*What to produce*. Exactly the lines from the one containing "Read all visible content and emit it as JSON." through the final line of the data are to be written out again, with nothing added.

(Element data from apps and pages)
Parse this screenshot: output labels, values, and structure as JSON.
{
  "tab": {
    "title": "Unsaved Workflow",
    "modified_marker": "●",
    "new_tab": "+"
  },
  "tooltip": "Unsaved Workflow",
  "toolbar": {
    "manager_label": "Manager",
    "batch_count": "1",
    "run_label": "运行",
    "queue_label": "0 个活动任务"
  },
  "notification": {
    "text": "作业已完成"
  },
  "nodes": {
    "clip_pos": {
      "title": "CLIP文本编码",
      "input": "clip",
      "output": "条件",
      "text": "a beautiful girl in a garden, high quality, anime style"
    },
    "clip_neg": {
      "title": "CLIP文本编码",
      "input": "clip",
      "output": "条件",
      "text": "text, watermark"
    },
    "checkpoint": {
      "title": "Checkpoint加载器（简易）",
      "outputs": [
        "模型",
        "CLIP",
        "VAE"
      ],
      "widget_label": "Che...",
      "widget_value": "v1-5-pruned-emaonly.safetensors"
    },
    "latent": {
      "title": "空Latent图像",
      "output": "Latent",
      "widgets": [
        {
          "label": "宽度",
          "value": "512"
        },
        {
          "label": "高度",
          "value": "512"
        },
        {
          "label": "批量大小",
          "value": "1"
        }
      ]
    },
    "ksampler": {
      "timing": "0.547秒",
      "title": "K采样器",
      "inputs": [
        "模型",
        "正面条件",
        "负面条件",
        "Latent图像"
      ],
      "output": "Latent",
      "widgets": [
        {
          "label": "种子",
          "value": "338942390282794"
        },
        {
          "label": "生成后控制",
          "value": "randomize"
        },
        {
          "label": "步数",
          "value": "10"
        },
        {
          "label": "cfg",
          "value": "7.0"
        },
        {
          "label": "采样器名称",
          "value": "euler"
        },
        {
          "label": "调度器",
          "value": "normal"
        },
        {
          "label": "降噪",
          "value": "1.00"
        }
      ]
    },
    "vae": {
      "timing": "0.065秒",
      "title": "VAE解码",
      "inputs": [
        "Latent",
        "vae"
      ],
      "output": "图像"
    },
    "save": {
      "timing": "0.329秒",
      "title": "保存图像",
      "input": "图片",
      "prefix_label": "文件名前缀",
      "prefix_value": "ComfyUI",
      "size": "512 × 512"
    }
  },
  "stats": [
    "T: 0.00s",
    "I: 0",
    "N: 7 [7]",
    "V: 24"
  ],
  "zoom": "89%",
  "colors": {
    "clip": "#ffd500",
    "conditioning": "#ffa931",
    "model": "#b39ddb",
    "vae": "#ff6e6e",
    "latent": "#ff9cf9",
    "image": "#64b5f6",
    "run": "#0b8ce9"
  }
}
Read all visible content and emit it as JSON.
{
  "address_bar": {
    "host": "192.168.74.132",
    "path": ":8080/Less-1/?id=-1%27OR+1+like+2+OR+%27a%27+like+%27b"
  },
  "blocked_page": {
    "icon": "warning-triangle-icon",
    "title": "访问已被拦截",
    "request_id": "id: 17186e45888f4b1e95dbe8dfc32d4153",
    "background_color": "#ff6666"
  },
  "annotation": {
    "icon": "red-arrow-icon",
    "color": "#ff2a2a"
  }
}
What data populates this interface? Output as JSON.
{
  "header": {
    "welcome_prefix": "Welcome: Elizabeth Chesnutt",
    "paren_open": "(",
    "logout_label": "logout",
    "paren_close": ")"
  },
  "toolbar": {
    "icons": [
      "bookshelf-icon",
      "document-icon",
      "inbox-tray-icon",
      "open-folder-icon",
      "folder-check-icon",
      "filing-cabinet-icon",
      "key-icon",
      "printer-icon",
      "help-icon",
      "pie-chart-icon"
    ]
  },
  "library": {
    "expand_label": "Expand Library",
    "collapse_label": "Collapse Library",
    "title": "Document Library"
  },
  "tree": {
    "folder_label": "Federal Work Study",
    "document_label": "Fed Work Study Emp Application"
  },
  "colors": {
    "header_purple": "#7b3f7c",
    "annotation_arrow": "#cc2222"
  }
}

*Task response*.
Read all visible content and emit it as JSON.
{
  "address_bar": {
    "host": "192.168.74.132",
    "path": ":8080/Less-1/?id=-1%27OR+1+like+2+OR+%27a%27+like+%27b"
  },
  "blocked_page": {
    "icon": "warning-triangle-icon",
    "title": "访问已被拦截",
    "request_id": "id: 17186e45888f4b1e95dbe8dfc32d4153",
    "background_color": "#ff6666"
  },
  "annotation": {
    "icon": "red-arrow-icon",
    "color": "#ff2a2a"
  }
}
What data populates this interface? Output as JSON.
{
  "header": {
    "welcome_prefix": "Welcome: Elizabeth Chesnutt",
    "paren_open": "(",
    "logout_label": "logout",
    "paren_close": ")"
  },
  "toolbar": {
    "icons": [
      "bookshelf-icon",
      "document-icon",
      "inbox-tray-icon",
      "open-folder-icon",
      "folder-check-icon",
      "filing-cabinet-icon",
      "key-icon",
      "printer-icon",
      "help-icon",
      "pie-chart-icon"
    ]
  },
  "library": {
    "expand_label": "Expand Library",
    "collapse_label": "Collapse Library",
    "title": "Document Library"
  },
  "tree": {
    "folder_label": "Federal Work Study",
    "document_label": "Fed Work Study Emp Application"
  },
  "colors": {
    "header_purple": "#7b3f7c",
    "annotation_arrow": "#cc2222"
  }
}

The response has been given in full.